After finally accepting the value of Aubade, I’m way more ambivalent about the value of Waiting. After living through them, I’ve become fascinated with the way different generations value different kinds of writing, and what different standards reviewers bring to books in succeeding decades. I’m convinced that today’s writers are far better educated, technically proficient, psychologically aware. Yet books written back when, without that proficiency and awareness, may still be far more deeply treasured by readers (and writers).
I’m also fascinated by what writers don’t—can’t—know when they’re writing and that can only leak through in their writing by accident to later generations. When I wrote Aubade and Waiting I took for granted the austerities of postwar Britain, the limited diet, the fact that even the poorest people were expected to dress up for their office jobs, though how they were expected to find the money for good suits on what they earned is beyond me now. At a time when clothes were far more formal, expensive to buy and to clean, it was inconceivable to most of us that it might one day be acceptable for many professionals to wear jeans to the office, or that we’d even be encouraged to work from home. And don’t get me started on the colonialist prejudices expressed by the hero of Aubade.

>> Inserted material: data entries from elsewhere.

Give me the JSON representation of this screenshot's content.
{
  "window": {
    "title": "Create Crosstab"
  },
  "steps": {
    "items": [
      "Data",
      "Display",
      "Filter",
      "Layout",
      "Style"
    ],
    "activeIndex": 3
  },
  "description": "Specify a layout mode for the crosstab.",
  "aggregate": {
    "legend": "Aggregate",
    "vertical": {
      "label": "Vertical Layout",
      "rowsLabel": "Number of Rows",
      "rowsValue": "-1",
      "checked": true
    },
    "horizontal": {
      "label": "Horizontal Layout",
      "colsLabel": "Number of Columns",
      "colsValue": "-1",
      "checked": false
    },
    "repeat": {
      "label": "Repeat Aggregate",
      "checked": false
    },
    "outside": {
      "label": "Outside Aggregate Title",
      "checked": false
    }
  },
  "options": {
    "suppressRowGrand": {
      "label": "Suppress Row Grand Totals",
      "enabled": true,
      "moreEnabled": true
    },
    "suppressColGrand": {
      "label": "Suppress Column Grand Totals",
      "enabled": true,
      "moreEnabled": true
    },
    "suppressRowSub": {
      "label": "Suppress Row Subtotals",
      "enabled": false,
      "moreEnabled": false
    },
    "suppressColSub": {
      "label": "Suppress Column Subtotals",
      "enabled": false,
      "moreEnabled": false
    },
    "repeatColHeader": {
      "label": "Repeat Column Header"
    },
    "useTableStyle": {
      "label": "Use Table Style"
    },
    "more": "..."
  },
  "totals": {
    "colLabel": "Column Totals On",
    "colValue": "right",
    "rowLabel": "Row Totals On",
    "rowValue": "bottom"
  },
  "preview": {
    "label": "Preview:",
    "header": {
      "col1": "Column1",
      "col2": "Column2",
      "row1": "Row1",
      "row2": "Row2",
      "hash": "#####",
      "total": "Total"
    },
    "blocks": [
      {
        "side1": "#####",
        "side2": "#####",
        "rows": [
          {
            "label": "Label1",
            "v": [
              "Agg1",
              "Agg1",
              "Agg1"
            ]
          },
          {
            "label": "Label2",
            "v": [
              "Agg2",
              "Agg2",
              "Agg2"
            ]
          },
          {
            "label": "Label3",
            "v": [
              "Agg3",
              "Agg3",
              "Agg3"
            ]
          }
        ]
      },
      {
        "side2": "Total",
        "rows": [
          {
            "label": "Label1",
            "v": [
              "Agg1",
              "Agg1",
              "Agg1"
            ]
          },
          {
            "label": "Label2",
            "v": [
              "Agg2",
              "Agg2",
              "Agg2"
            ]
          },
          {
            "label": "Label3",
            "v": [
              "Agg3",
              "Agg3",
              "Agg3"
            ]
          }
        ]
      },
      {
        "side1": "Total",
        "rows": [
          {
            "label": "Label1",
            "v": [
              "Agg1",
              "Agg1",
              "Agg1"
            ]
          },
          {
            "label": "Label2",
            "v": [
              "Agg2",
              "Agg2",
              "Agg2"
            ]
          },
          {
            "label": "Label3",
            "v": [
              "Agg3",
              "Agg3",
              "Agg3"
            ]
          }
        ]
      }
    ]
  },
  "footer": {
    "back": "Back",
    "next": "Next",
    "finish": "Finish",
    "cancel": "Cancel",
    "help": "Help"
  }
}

“Crystalline” isn’t a word that trips off my tongue these days. In fact I had to go to a print dictionary to check the spelling because spellcheck didn’t recognize it. It came to mind because I remembered using it in some publicity blurb I wrote over half a century ago for the original edition of Aubade. Publishers asked me to write my own blurbs in those days, even before I reached the age of consent.
“Crystalline” got me thinking about something I didn’t have room to discuss in the Intros I wrote for Aubade and Waiting for the Sky to Fall: the kind of writing that was admired then versus what’s admired now. The Belfast Telegraph, which never made a secret of hating my guts after I trashed my hometown in an interview in a London Sunday paper, still had to concede that Aubade was written with the “economy of a born writer.” I remember reading Kingsley Amis’s remark that he’d aimed for “crystalline prose” when he started out. He gave up on that ambition, which is just as well, because no prose is less crystalline that Kingsley’s.
So economical, clear and sparkling was the goal to aim for. But is Dostoyevsky crystalline? These days, is Dave Eggers crystalline? “Crystalline” derailed me for a long time, because it led me to pay more attention to how I wrote than to what I wrote. And it led me to get impatient with a book like Bellow’s Adventures of Augie March because it seemed messy. I think a broad rule of thumb is that as we get older, the more aware we are of the complexity of the world and human consciousness, the less economical, clear and sparkling our prose is likely to become. Maybe when we’re about to croak, and things start to look simple again . . . .